In an ever competitive and challenging business environment you need your employees to be firing at all cylinders. But as you walk through the office you can’t help but notice the sea of disgruntled and uninterested faces. These unfortunately are the symptoms of low morale and if ignored, can have devastating implications on your business’s performance.
Lower productivity, higher turnover and minimal collaboration are just some of the many side effects of negative morale amongst any workforce. To contain the freefall and spark a positive change, you must think beyond financial incentives and packages. As they only create a monetary ‘exchange’ and do nothing to impact the personal satisfaction levels of employees. So here are a few cost-effective techniques which you can use to boost your employee’s morale without breaking the bank.
Show and give affection
In any situation, people will always give more when they see someone directly care or make an effort especially for them. It’s just human nature. In a working environment, they don’t have to be extravagant displays of affection rather simple touches. For example, knowing each employee’s birthday and on the day, offering them a sweet treat or getting a card to celebrate. If someone is getting married or having a baby, getting them a thoughtful gift to mark the special milestone in their life. On the surface, it may seem over-the-top but employees will not only appreciate it but remember the kind affection they have been given.
Support outside ambitions
Many people have ambitions to do things beyond their work that will have a meaningful impact. Employees often want to volunteer but between working, commuting and looking after their household – they just don’t have the luxury of spare time. As a business, you can generously support causes your employees are passionate about. Giving the authority to interested employee groups or certain departments to organise and develop a network of volunteer projects. Alternatively, offering each employee a few-fixed paid hours a month to pursue voluntary and charitable endeavours.
Lunch breaks are lunch breaks
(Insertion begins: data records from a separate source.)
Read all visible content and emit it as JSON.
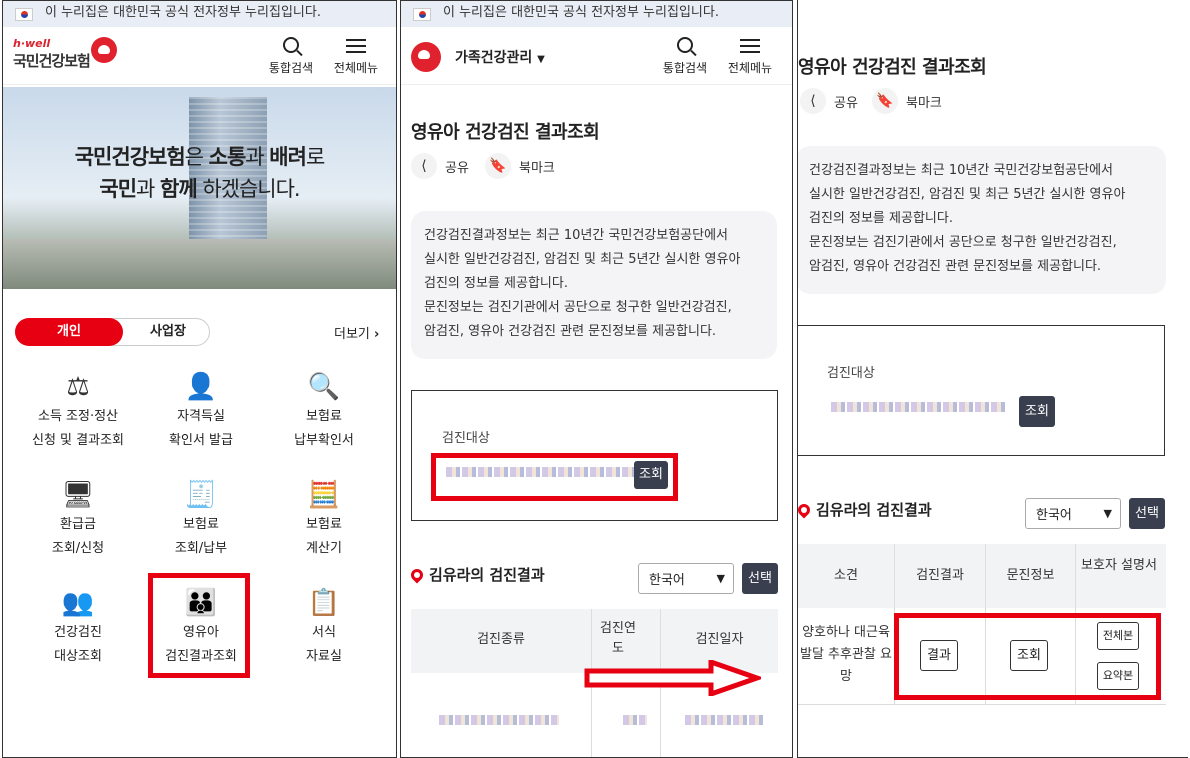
{
  "gov_banner": "이 누리집은 대한민국 공식 전자정부 누리집입니다.",
  "panel1": {
    "logo_small": "h·well",
    "logo_name": "국민건강보험",
    "header_buttons": [
      "통합검색",
      "전체메뉴"
    ],
    "hero_line1_parts": [
      "국민건강보험",
      "은 ",
      "소통",
      "과 ",
      "배려",
      "로"
    ],
    "hero_line2_parts": [
      "국민",
      "과 ",
      "함께",
      " 하겠습니다."
    ],
    "tabs": [
      "개인",
      "사업장"
    ],
    "more_label": "더보기",
    "menu": [
      {
        "l1": "소득 조정·정산",
        "l2": "신청 및 결과조회",
        "icon": "scale-icon"
      },
      {
        "l1": "자격득실",
        "l2": "확인서 발급",
        "icon": "person-heart-icon"
      },
      {
        "l1": "보험료",
        "l2": "납부확인서",
        "icon": "heart-search-icon"
      },
      {
        "l1": "환급금",
        "l2": "조회/신청",
        "icon": "monitor-won-icon"
      },
      {
        "l1": "보험료",
        "l2": "조회/납부",
        "icon": "monitor-receipt-icon"
      },
      {
        "l1": "보험료",
        "l2": "계산기",
        "icon": "calculator-icon"
      },
      {
        "l1": "건강검진",
        "l2": "대상조회",
        "icon": "people-search-icon"
      },
      {
        "l1": "영유아",
        "l2": "검진결과조회",
        "icon": "family-heart-icon"
      },
      {
        "l1": "서식",
        "l2": "자료실",
        "icon": "document-check-icon"
      }
    ]
  },
  "panel2": {
    "app_name": "가족건강관리",
    "header_buttons": [
      "통합검색",
      "전체메뉴"
    ],
    "title": "영유아 건강검진 결과조회",
    "share": "공유",
    "bookmark": "북마크",
    "info_lines": [
      "건강검진결과정보는 최근 10년간 국민건강보험공단에서",
      "실시한 일반건강검진, 암검진 및 최근 5년간 실시한 영유아",
      "검진의 정보를 제공합니다.",
      "문진정보는 검진기관에서 공단으로 청구한 일반건강검진,",
      "암검진, 영유아 건강검진 관련 문진정보를 제공합니다."
    ],
    "target_label": "검진대상",
    "search_btn": "조회",
    "section_title": "김유라의 검진결과",
    "language": "한국어",
    "select_btn": "선택",
    "table_headers": [
      "검진종류",
      "검진연도",
      "검진일자"
    ]
  },
  "panel3": {
    "title": "영유아 건강검진 결과조회",
    "share": "공유",
    "bookmark": "북마크",
    "info_lines": [
      "건강검진결과정보는 최근 10년간 국민건강보험공단에서",
      "실시한 일반건강검진, 암검진 및 최근 5년간 실시한 영유아",
      "검진의 정보를 제공합니다.",
      "문진정보는 검진기관에서 공단으로 청구한 일반건강검진,",
      "암검진, 영유아 건강검진 관련 문진정보를 제공합니다."
    ],
    "target_label": "검진대상",
    "search_btn": "조회",
    "section_title": "김유라의 검진결과",
    "language": "한국어",
    "select_btn": "선택",
    "table_headers": [
      "소견",
      "검진결과",
      "문진정보",
      "보호자 설명서"
    ],
    "finding_lines": [
      "양호하나 대근육",
      "발달 추후관찰 요",
      "망"
    ],
    "result_btn": "결과",
    "query_btn": "조회",
    "full_btn": "전체본",
    "summary_btn": "요약본"
  },
  "colors": {
    "accent": "#e60012",
    "dark_button": "#3a3f4f",
    "info_bg": "#f4f4f6"
  }
}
Employees these days’ work under huge amounts of pressure and scrutiny, therefore fail to distinguish the line between working and breaks. They find themselves working through lunch and often not eating, to ensure their work is complete on time. By not taking breaks, employees are becoming more anxious and stressed. As the employer, it should be your responsibility to ensure the wellbeing of your employees. Have a policy where during the lunch hour, all employees must switch off their computers and do anything but work. Complementary to this – encourage walks, stretching exercises and eating away from the desk.
No matter how many years of experience or education you have, if there is no communication or dialogue with employees than your wisdom alone is not going to be enough to drive the business forward. Each employee specialises in a certain role thus has a sound understanding of their function and activities within the business. However, they tend to be the most underutilised resource for knowledge and growth.
They have an opinion on what aspects of their role and the business in general can be improved for better results. Often having bright and innovative ideas, that you as the employer never even imagined or thought about. Talk to them!!! Schedule a meeting every so often and gain invaluable insights. In doing so, your business’s performance will not only be enhanced from the ideas implemented but will demonstrate to employees that you value their input. This will also indirectly increase their morale and confidence.
Transparency in motion
It’s common for those in senior positions within a company to restrict information about the business between themselves. Whilst it may seem justifiable to circulate information around the ‘trusted inner circle’, employees end up feeling like they are being left out. Their feelings are understandable, considering they are the ones who are consistently under the spotlight to deliver results. So, when information is not being fully translated to them, they think they are working with one hand tied.
By not being in the loop, employees end up gossiping and rotating rumours amongst each other. This creates worry, therefore detrimentally leads to lower focus and moral. To avoid this, update your employees on the current on-goings within the company – this doesn’t have to be face to face. Weekly e-newsletters and occasional emails are just a handful of convenient alternatives.
Vibrant office environment
The office environment does not have to be bland and boring. These sort of office spaces make employees feel like robots, who carry out monotonous tasks on a daily basis. More importantly, it does not create a favourable mood amongst employees. You want to create an office environment in which employees do not only enjoy but feel inspired and energised from. Bright colours, comfortable furniture, plants, pictures and nice lighting go a long way in achieving this. Talk to or survey your employees and find out what aspects or how they would ideally change the office to create a better as well as thriving environment for them. You don’t have to convert every idea into reality or break the bank but slight changes will have subtle positive impacts.